The team's primary focus is a team-first mindset rather than individual achievement. The senior team members, Drs. Griswold, Flask, and Yu continue to engage and support the junior faculty to help them establish independent research areas and to refine grant proposals and publications. Genuine leadership and mentorship are essential in cultivating an inspirational research environment for young investigators. "This team's success would only occur if leadership takes the time to invest in each individual, letting them know that we as a group will support them in any way that we possibly can. This approach allows the earlier career scientists and clinicians to confidently attack their research programs." Dr. Flask added, "And when it does work as it is right now, it is extremely gratifying as a senior group member to witness all of these early career faculty become highly successful superstars in the field."
Dr. Bittencourt stated, “One thing that excited me the most about joining this group is that I would have the opportunity to work with experts with international reputations and giants in the field. These are colleagues whose publications I have been reading for a long time. Now they can bring our clinical ideas to life, and this experience has been very rewarding.”

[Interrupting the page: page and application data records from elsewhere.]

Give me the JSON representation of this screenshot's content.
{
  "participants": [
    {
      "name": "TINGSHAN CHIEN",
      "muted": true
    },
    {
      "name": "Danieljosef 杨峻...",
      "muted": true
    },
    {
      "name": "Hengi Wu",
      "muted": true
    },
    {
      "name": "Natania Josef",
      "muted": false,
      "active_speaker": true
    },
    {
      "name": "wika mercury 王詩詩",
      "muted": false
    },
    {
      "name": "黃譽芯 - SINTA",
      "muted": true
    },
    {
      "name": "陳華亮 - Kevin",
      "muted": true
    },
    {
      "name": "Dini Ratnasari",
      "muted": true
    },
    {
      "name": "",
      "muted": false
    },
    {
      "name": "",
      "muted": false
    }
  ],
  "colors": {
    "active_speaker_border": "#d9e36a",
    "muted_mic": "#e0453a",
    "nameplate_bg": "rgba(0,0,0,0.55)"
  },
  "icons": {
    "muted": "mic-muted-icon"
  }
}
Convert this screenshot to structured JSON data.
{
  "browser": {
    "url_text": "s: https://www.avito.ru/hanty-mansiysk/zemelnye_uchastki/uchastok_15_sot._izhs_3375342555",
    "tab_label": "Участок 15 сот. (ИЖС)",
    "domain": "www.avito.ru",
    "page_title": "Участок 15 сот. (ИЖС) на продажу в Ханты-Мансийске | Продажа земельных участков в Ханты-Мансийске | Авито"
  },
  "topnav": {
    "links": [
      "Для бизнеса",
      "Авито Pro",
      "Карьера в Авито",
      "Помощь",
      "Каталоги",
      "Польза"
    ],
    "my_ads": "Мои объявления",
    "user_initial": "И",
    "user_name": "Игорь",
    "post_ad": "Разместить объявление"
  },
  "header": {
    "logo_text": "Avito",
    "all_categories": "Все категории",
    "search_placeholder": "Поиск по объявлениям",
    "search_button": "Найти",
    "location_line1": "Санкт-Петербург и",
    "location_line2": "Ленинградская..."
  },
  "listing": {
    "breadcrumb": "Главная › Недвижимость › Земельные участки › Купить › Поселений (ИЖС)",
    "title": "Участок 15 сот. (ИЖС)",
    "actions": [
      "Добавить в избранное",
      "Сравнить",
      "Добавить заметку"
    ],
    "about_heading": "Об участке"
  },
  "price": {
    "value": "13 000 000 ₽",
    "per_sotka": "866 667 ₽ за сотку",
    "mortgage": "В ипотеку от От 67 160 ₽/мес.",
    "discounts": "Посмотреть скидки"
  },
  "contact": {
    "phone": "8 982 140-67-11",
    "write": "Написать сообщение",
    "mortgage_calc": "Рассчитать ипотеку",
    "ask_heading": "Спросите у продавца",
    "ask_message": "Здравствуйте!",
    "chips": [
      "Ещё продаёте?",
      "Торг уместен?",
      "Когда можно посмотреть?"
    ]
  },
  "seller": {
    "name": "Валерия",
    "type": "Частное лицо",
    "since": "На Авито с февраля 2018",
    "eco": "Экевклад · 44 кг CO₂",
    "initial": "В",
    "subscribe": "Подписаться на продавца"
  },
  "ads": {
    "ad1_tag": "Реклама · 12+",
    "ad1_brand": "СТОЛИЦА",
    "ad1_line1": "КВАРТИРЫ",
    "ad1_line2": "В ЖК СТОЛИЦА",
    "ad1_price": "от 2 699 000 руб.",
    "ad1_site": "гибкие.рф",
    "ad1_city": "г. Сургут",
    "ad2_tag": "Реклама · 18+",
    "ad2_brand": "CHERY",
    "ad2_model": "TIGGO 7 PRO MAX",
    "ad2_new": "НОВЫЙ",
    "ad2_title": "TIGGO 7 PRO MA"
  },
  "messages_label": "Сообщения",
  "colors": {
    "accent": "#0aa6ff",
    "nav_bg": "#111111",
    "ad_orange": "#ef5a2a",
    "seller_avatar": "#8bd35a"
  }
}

Partnership inside and out is crucial to this team’s success. Their long-standing research collaboration with Siemens MRI provides the team with dedicated research access to state-of-art clinical MRI systems, so that new ideas can be rapidly tested on the research MRI scanners followed by implementations in patients that can most benefit from the new technology.
Dr. Flask commented, “These critical research infrastructures supported by Siemens as well as our own institutions has allowed the translational MRI research programs to continue research efforts and thrive during the pandemic. For example, University Hospitals and Seidman Cancer Center supported the installation of a second research MRI scanner in 2020. As a result, while many other MRI research groups around the world were completely shut down for months, our team continued to operate and innovate throughout the pandemic. These important studies involved the recruiting of many different patient groups including children with rare genetic diseases. The incredible grant success that we are seeing now is directly supported by our ability to continue to scan throughout the pandemic.”
As for the future, the team will continue to grow and recruit more scientists and clinicians to expand research projects. The team plans to identify new strategic investment opportunities, including integrating radionuclide and MR technologies, involvement of Artificial Intelligence into clinical workflows, PET MRI fingerprinting capabilities, and brain studies in children with demyelinating diseases. At the same, the group led by Drs. Griswold, Badve, Ma, and Bittencourt are currently engaged in a process to disseminate these innovative MRI capabilities throughout the hospital system providing greater access to more patients.